## WORK ORDER
Reproduce all of the material, keeping each line intact.
------------
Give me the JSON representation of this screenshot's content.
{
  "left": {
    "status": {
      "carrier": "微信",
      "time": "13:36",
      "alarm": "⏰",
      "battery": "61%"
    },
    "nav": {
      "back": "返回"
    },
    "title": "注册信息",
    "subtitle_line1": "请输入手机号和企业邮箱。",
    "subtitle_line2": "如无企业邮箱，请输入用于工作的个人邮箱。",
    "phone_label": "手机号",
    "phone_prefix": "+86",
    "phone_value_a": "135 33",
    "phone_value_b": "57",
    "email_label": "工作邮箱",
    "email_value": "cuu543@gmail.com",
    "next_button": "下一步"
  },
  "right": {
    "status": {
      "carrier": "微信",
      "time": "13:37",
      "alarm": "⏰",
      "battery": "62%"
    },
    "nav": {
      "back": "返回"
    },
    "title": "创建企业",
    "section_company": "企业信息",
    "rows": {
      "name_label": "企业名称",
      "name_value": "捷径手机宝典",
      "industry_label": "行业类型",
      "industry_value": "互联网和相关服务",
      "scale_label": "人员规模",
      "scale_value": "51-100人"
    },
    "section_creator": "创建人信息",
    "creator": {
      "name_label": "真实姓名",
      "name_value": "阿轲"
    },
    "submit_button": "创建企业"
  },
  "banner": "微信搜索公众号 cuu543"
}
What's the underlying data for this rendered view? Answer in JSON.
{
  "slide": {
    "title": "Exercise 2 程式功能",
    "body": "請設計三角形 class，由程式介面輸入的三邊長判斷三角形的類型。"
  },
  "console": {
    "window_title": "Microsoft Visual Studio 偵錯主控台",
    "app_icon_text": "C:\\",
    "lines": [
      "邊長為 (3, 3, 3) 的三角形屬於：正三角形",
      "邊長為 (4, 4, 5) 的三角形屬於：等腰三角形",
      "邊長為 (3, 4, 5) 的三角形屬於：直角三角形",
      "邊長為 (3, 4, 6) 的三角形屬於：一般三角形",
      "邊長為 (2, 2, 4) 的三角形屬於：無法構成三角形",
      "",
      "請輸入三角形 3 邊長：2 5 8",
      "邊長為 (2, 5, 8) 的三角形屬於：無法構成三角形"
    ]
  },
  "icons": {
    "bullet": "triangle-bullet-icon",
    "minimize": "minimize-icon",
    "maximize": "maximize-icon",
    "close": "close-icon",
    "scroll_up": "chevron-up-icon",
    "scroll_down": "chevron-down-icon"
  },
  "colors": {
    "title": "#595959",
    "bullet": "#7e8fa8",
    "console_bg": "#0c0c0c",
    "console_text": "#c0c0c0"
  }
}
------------
## EXERCISE SOLUTION
Give me the JSON representation of this screenshot's content.
{
  "left": {
    "status": {
      "carrier": "微信",
      "time": "13:36",
      "alarm": "⏰",
      "battery": "61%"
    },
    "nav": {
      "back": "返回"
    },
    "title": "注册信息",
    "subtitle_line1": "请输入手机号和企业邮箱。",
    "subtitle_line2": "如无企业邮箱，请输入用于工作的个人邮箱。",
    "phone_label": "手机号",
    "phone_prefix": "+86",
    "phone_value_a": "135 33",
    "phone_value_b": "57",
    "email_label": "工作邮箱",
    "email_value": "cuu543@gmail.com",
    "next_button": "下一步"
  },
  "right": {
    "status": {
      "carrier": "微信",
      "time": "13:37",
      "alarm": "⏰",
      "battery": "62%"
    },
    "nav": {
      "back": "返回"
    },
    "title": "创建企业",
    "section_company": "企业信息",
    "rows": {
      "name_label": "企业名称",
      "name_value": "捷径手机宝典",
      "industry_label": "行业类型",
      "industry_value": "互联网和相关服务",
      "scale_label": "人员规模",
      "scale_value": "51-100人"
    },
    "section_creator": "创建人信息",
    "creator": {
      "name_label": "真实姓名",
      "name_value": "阿轲"
    },
    "submit_button": "创建企业"
  },
  "banner": "微信搜索公众号 cuu543"
}
What's the underlying data for this rendered view? Answer in JSON.
{
  "slide": {
    "title": "Exercise 2 程式功能",
    "body": "請設計三角形 class，由程式介面輸入的三邊長判斷三角形的類型。"
  },
  "console": {
    "window_title": "Microsoft Visual Studio 偵錯主控台",
    "app_icon_text": "C:\\",
    "lines": [
      "邊長為 (3, 3, 3) 的三角形屬於：正三角形",
      "邊長為 (4, 4, 5) 的三角形屬於：等腰三角形",
      "邊長為 (3, 4, 5) 的三角形屬於：直角三角形",
      "邊長為 (3, 4, 6) 的三角形屬於：一般三角形",
      "邊長為 (2, 2, 4) 的三角形屬於：無法構成三角形",
      "",
      "請輸入三角形 3 邊長：2 5 8",
      "邊長為 (2, 5, 8) 的三角形屬於：無法構成三角形"
    ]
  },
  "icons": {
    "bullet": "triangle-bullet-icon",
    "minimize": "minimize-icon",
    "maximize": "maximize-icon",
    "close": "close-icon",
    "scroll_up": "chevron-up-icon",
    "scroll_down": "chevron-down-icon"
  },
  "colors": {
    "title": "#595959",
    "bullet": "#7e8fa8",
    "console_bg": "#0c0c0c",
    "console_text": "#c0c0c0"
  }
}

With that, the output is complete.